First published in four volumes in 1704 by London booksellers Awnsham and John Churchill, these works were the first English translations of European explorations but also included English works that “for their excellency and scarceness, deserved to be reprinted”. These comprehensive volumes contained maps, engravings, and descriptions from voyages to much of the New World over the preceding two centuries.
Awnsham Churchill was a Whig Member of Parliament (1705-1710) and was also a friend and publisher of the works of the influential philosopher John Locke. In collaboration with his brother John the first edition of Voyages and Travels was published. This was a watershed in publications concerning European voyages of exploration as they were the first works describing first hand accounts translated into English. Publishing was a mammoth task involving not just the translations but also the compilation of numerous maps and engravings depicting aspects of the geography, flora, fauna, lifestyles, trade, navigation and weather patterns of the New World.
Interest in these newly discovered lands greatly expanded after Parliament passed the East India Company Act in 1697, thereby removing that company’s monopoly on trade with that region. This Legislation generated a wave of interest amongst the mercantile, industrial and entrepreneurial groups within British society.
The first edition of 1704 described over thirty expeditions. A second edition in 1732 expanded to six volumes and included thirteen further voyages.

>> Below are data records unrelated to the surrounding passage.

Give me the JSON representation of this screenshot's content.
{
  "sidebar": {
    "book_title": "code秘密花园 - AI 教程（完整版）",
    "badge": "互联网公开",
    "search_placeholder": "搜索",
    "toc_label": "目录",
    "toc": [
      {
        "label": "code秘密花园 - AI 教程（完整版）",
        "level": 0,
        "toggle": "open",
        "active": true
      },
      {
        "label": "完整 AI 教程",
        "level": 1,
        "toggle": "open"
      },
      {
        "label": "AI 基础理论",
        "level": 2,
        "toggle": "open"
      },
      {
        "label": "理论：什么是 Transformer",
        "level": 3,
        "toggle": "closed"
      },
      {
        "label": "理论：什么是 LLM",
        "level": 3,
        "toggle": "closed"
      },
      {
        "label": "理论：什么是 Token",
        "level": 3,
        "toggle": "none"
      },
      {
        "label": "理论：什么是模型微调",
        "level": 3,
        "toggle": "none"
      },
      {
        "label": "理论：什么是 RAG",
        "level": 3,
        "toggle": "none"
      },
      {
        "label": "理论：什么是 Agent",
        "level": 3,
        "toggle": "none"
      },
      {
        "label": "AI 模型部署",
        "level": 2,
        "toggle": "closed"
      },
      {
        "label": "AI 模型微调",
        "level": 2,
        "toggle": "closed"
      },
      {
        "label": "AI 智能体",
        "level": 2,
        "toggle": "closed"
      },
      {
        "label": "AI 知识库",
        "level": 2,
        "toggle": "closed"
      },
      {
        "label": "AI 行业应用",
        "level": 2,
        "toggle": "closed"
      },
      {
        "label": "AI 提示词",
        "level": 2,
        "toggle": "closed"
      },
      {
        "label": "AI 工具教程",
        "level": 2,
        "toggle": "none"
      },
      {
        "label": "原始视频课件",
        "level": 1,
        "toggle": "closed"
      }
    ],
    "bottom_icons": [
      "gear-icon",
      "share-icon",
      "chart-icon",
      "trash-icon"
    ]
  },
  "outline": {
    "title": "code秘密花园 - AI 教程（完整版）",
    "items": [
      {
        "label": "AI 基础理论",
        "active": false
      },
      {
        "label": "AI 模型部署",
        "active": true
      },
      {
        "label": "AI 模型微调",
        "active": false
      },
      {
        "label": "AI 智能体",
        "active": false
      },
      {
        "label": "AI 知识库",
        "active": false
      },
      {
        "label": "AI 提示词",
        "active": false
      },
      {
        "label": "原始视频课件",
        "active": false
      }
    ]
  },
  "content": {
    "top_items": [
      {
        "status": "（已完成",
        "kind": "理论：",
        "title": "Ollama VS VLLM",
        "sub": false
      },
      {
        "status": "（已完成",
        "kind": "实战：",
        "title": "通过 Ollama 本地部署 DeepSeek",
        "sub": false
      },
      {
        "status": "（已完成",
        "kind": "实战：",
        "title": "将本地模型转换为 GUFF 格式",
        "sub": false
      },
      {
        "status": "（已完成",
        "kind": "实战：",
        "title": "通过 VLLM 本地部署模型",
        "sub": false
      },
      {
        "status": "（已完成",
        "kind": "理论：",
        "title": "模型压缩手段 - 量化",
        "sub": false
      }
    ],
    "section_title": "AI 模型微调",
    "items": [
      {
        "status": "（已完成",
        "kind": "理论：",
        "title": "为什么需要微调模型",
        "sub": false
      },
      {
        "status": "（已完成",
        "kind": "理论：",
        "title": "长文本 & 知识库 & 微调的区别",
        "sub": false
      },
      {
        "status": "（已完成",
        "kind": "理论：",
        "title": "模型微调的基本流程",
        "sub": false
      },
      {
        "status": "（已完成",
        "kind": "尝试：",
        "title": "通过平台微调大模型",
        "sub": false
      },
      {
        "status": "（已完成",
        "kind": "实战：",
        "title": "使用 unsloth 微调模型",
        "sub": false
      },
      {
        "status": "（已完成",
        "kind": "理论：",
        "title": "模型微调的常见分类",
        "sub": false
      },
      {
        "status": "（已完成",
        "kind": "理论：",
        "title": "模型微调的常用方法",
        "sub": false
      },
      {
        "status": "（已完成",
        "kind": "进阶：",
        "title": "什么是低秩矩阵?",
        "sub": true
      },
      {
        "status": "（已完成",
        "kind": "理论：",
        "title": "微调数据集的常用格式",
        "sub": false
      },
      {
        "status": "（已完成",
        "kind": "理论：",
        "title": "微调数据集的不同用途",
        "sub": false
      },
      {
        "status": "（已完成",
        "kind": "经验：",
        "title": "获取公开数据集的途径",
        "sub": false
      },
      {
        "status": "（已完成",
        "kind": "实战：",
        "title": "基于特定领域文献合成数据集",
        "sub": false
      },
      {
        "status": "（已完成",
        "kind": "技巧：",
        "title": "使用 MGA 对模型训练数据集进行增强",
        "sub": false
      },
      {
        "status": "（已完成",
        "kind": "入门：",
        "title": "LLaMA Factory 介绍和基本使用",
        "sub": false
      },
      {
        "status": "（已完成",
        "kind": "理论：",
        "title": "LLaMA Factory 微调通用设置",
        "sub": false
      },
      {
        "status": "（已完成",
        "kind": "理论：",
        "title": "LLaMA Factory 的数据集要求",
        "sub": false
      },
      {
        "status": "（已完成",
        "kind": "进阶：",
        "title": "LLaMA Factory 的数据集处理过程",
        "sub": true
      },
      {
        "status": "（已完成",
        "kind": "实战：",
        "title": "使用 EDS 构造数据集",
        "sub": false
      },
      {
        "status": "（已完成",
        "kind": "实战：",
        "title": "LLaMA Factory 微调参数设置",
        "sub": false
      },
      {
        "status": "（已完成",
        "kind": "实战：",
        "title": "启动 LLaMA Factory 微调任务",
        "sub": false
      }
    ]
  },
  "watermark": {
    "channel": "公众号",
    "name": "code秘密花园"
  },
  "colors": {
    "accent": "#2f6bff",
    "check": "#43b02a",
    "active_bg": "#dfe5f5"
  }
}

These rare volumes represented the pinnacle of publishing of European exploration of vast areas of the globe at that time and were known not only for the depth of information presented but also the scope of the voyages and the time span covered.